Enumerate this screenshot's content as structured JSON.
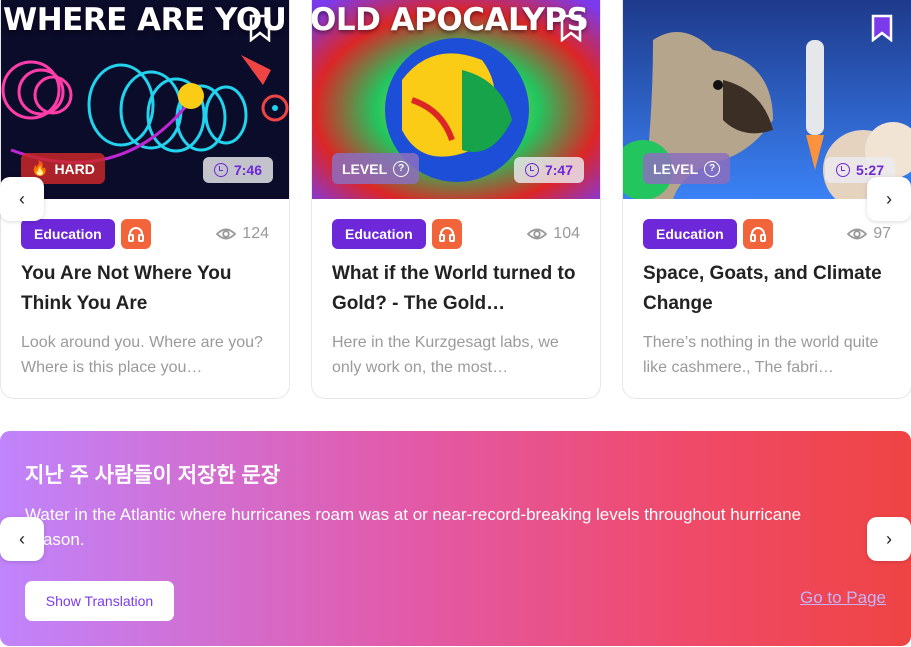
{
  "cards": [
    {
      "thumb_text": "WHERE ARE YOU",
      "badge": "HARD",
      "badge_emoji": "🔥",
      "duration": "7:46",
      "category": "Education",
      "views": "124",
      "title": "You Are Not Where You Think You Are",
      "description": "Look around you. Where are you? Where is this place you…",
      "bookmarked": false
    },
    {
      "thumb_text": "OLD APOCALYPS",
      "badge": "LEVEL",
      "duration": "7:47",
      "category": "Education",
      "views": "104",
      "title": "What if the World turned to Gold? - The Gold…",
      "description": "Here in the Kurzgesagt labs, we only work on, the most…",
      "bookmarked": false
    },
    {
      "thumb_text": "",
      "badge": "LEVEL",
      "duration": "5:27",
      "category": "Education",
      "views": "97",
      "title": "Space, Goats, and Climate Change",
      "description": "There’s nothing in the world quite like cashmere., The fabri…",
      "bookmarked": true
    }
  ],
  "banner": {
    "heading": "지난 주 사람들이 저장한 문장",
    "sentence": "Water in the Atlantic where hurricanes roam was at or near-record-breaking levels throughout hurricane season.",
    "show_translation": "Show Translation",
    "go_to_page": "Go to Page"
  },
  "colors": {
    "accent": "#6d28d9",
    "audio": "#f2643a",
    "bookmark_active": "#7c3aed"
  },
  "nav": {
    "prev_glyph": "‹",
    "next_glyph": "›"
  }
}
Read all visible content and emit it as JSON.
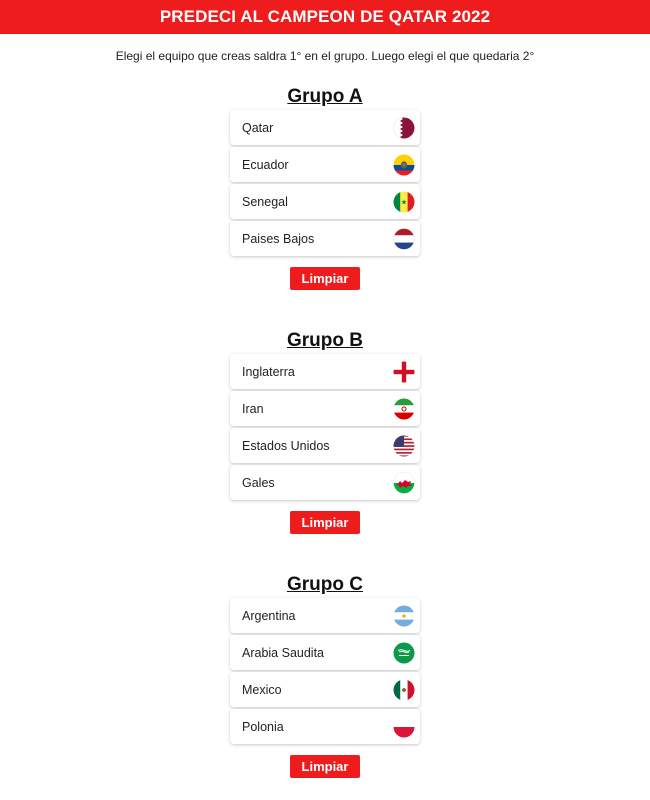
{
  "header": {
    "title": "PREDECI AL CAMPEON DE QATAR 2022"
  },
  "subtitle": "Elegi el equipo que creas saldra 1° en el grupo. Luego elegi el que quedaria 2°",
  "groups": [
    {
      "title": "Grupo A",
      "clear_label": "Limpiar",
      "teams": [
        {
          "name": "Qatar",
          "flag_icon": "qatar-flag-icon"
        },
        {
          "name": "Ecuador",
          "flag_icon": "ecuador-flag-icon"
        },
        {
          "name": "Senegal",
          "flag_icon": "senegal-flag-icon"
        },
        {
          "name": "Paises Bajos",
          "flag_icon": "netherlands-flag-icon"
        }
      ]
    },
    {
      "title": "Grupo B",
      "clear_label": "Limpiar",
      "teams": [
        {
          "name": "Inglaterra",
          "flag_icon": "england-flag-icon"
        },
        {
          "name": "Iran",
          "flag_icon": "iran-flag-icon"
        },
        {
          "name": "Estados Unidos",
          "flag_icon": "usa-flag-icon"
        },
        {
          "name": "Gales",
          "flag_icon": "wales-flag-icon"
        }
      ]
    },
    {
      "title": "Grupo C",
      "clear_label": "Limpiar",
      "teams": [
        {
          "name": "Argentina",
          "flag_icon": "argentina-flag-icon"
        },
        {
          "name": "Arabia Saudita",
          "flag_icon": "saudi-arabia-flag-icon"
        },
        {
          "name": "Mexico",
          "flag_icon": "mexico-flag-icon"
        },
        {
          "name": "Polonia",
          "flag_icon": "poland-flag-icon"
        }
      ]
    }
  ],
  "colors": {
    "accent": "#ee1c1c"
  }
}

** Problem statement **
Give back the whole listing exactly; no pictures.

** Written answer **
Enumerate this screenshot's content as structured JSON.
{
  "cards": [
    {
      "thumb_text": "WHERE ARE YOU",
      "badge": "HARD",
      "badge_emoji": "🔥",
      "duration": "7:46",
      "category": "Education",
      "views": "124",
      "title": "You Are Not Where You Think You Are",
      "description": "Look around you. Where are you? Where is this place you…",
      "bookmarked": false
    },
    {
      "thumb_text": "OLD APOCALYPS",
      "badge": "LEVEL",
      "duration": "7:47",
      "category": "Education",
      "views": "104",
      "title": "What if the World turned to Gold? - The Gold…",
      "description": "Here in the Kurzgesagt labs, we only work on, the most…",
      "bookmarked": false
    },
    {
      "thumb_text": "",
      "badge": "LEVEL",
      "duration": "5:27",
      "category": "Education",
      "views": "97",
      "title": "Space, Goats, and Climate Change",
      "description": "There’s nothing in the world quite like cashmere., The fabri…",
      "bookmarked": true
    }
  ],
  "banner": {
    "heading": "지난 주 사람들이 저장한 문장",
    "sentence": "Water in the Atlantic where hurricanes roam was at or near-record-breaking levels throughout hurricane season.",
    "show_translation": "Show Translation",
    "go_to_page": "Go to Page"
  },
  "colors": {
    "accent": "#6d28d9",
    "audio": "#f2643a",
    "bookmark_active": "#7c3aed"
  },
  "nav": {
    "prev_glyph": "‹",
    "next_glyph": "›"
  }
}
Read all visible content and emit it as JSON.
{
  "header": {
    "title": "PREDECI AL CAMPEON DE QATAR 2022"
  },
  "subtitle": "Elegi el equipo que creas saldra 1° en el grupo. Luego elegi el que quedaria 2°",
  "groups": [
    {
      "title": "Grupo A",
      "clear_label": "Limpiar",
      "teams": [
        {
          "name": "Qatar",
          "flag_icon": "qatar-flag-icon"
        },
        {
          "name": "Ecuador",
          "flag_icon": "ecuador-flag-icon"
        },
        {
          "name": "Senegal",
          "flag_icon": "senegal-flag-icon"
        },
        {
          "name": "Paises Bajos",
          "flag_icon": "netherlands-flag-icon"
        }
      ]
    },
    {
      "title": "Grupo B",
      "clear_label": "Limpiar",
      "teams": [
        {
          "name": "Inglaterra",
          "flag_icon": "england-flag-icon"
        },
        {
          "name": "Iran",
          "flag_icon": "iran-flag-icon"
        },
        {
          "name": "Estados Unidos",
          "flag_icon": "usa-flag-icon"
        },
        {
          "name": "Gales",
          "flag_icon": "wales-flag-icon"
        }
      ]
    },
    {
      "title": "Grupo C",
      "clear_label": "Limpiar",
      "teams": [
        {
          "name": "Argentina",
          "flag_icon": "argentina-flag-icon"
        },
        {
          "name": "Arabia Saudita",
          "flag_icon": "saudi-arabia-flag-icon"
        },
        {
          "name": "Mexico",
          "flag_icon": "mexico-flag-icon"
        },
        {
          "name": "Polonia",
          "flag_icon": "poland-flag-icon"
        }
      ]
    }
  ],
  "colors": {
    "accent": "#ee1c1c"
  }
}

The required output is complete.